Not sure how to get a loan? Before applying for a loan, decide if you really need one. Is it for a home repair you can’t go another day without? Is it for a loaner car because your daily driver just retired? Is it for college which you couldn’t otherwise pay for out of pocket?On the other hand, is it for a hot tub you just really want, or a new fancy car you just saw on television? Is the purpose for the loan a nice island vacation or a brand new bedroom furniture set?Think First! It’s recommended to get a loan for something which will either return you greater value, or something you truly need. If it is a luxury item, you’ll be better off just saving your cash and buying it outright in the long run.
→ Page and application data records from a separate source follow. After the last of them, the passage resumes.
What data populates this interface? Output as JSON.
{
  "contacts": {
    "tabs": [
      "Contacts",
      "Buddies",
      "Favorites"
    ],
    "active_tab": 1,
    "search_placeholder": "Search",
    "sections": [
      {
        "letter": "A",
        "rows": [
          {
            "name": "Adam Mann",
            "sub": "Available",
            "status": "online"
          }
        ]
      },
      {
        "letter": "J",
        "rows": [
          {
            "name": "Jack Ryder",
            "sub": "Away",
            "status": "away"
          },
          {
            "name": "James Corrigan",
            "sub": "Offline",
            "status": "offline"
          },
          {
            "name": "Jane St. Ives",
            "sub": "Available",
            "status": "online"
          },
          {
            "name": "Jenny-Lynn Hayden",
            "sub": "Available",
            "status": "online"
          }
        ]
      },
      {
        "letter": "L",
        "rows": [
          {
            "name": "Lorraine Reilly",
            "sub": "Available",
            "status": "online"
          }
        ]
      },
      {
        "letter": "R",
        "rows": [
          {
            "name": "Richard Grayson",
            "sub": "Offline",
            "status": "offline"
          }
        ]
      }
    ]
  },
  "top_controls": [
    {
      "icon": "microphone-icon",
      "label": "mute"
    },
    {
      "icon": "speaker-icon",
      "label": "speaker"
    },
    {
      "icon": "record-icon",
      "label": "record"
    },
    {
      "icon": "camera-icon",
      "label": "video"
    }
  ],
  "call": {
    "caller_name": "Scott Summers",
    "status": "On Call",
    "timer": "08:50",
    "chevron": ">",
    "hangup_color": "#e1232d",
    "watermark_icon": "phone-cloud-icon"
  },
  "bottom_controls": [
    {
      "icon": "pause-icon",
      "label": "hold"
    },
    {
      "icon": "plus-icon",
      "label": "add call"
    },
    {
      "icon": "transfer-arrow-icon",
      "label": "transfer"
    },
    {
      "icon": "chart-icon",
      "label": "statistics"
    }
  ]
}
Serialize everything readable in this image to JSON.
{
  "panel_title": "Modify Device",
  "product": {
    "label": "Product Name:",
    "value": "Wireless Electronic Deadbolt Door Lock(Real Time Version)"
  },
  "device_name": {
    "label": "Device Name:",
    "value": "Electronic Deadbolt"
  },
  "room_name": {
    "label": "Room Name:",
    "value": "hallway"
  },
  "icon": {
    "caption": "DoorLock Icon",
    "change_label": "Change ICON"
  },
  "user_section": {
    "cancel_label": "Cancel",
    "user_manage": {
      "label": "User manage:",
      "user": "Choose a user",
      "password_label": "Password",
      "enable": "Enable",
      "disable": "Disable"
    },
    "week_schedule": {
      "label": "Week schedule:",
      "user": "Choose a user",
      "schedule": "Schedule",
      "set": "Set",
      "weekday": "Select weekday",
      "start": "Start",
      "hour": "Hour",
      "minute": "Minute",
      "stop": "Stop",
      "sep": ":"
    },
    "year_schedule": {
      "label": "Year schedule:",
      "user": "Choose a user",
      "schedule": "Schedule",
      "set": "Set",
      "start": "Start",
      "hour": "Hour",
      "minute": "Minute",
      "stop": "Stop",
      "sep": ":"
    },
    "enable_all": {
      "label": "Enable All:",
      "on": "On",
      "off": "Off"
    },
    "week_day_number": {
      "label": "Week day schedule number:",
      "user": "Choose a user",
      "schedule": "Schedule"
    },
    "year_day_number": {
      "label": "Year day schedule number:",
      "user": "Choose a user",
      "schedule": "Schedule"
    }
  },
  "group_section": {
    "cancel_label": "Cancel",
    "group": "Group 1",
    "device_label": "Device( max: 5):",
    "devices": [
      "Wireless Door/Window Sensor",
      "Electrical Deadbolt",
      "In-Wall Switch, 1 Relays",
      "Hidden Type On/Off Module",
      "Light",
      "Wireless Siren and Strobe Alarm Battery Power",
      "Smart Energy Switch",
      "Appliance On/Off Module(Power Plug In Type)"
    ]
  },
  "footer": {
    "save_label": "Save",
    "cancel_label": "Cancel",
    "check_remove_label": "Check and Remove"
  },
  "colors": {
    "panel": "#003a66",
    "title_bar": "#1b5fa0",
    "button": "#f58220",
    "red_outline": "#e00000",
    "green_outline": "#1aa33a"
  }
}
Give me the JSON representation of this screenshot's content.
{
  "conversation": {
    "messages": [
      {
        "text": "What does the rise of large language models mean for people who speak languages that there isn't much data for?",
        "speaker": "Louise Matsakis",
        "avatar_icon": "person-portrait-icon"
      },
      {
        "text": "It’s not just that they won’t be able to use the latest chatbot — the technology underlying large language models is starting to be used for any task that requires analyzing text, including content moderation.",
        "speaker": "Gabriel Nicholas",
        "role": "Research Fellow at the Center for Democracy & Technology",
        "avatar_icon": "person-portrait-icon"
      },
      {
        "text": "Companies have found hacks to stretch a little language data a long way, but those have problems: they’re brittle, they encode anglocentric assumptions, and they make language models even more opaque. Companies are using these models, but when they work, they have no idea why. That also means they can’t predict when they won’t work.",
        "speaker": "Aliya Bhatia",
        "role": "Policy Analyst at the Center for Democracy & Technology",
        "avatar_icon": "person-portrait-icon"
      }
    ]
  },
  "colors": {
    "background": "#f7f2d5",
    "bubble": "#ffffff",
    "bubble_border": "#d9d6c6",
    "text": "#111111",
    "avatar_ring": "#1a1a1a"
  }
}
Not only do most purchases of luxury items tend to be more expensive than necessity items, but you’ll also throw on top a huge chunk of interest to pay off over time if you purchase with a loan, compounding the cost of your lush new buy.A loan is an agreement to borrow money, in exchange for repaying it with additional interest over a period of time. We are in a low interest environment now, but even a small percentage of interest can add up significantly over a long period of time. Interest rates can also be fixed for variable. Be sure to know the details before you sign a dotted line, as both fixed and variable have advantages and disadvantages.The loan term is the duration of time you plan to pay back the loan to the issuer. This can be a very short time if it’s a small personal loan, or it could be a very long time, such as a 30 year mortgage. Although the time period is stated, most loans can be paid back faster; this could save you a lot in interest as well!The loan principal is the actual amount the issuer is going to hand you when you sign for the loan. The principal is usually one of the key factors in applying for a loan, because the issuer will want to verify you have a need for the full principal.The first thing you’ll need to apply for a loan is some sort of document showing you income. Typically, a W-2 or a few months worth of paycheck stubs should do the trick. Employment history may also be important in this phase, depending on the size of the loan. If the borrower is a business, K-1′s, tax returns, 1099′s or other paperwork may be required.Next, an inventory of your assets will likely be accounted for. Items such as bank accounts, CD’s, 401(k) statements, stocks and mutual funds, cash value in life insurance, and other equities you might hold. These are usually additional proof you have what it takes to pay back the loan. Your assets are also sometimes eligible to be seized in the event you default on your loan.Your personal information is also required, such as driver’s license or passport, social security number, current and past residences, contact numbers, or any other information the issuer might need in order to keep on file if they needed to find you should you be in a default situation.Once you have applied for the loan, the issuer will more than likely run your credit score, verify your income, verify your assets, and begin taking your entire profile into account. If eligible, the issuer will write an agreement for you to sign, which will state the terms of the loan. This will include the agreed upon principal, eligible interest rate, fees to originate the loan, pay back policies, and other disclosures, rules and regulations applicable to the loan type applied for.Be sure to read everything as this stage of the process! If you don’t understand what something means, or you are unsure if something seems right, stop and ask questions! The last thing you want is to be bound to a loan you didn’t intend to be. There is always the human element as well, and there could be a simple mistake which could cost you down the road.Finally, after you have been accepted and have signed off the loan documents, it is now your responsibility to abide by the terms of the loan. First and foremost, be on time with you payments! Missed or late payments not only can affect your credit score for future loans, but incur fees and interest which compound against your loan amount. Late fees and penalties are a quick way to spiral your loan out of control, and cost you significantly more than you ever intended on paying.Also, if you do pay on time, the opposite is true! You credit score can improve as you make your payments, and you’re more likely to be given any amount of leeway down the stretch should you run into unexpected hardship.Be sure to monitor your loan regularly. Make sure you are taking advantage of the loan as best as possible. Some issuers allow you to get lower credit by auto-drafting your account and other lenders might be willing to lower your interest rate through a restructure or refinance. Whenever possible, make an extra payment or balloon payment to pay the loan down faster, as this will save you money in the long run. Loans can be a great help when used properly, but they can be a detriment if used irresponsibly.

This entry was posted in Uncategorized and tagged , , , , , , , , , , , , , , , , . Bookmark the permalink.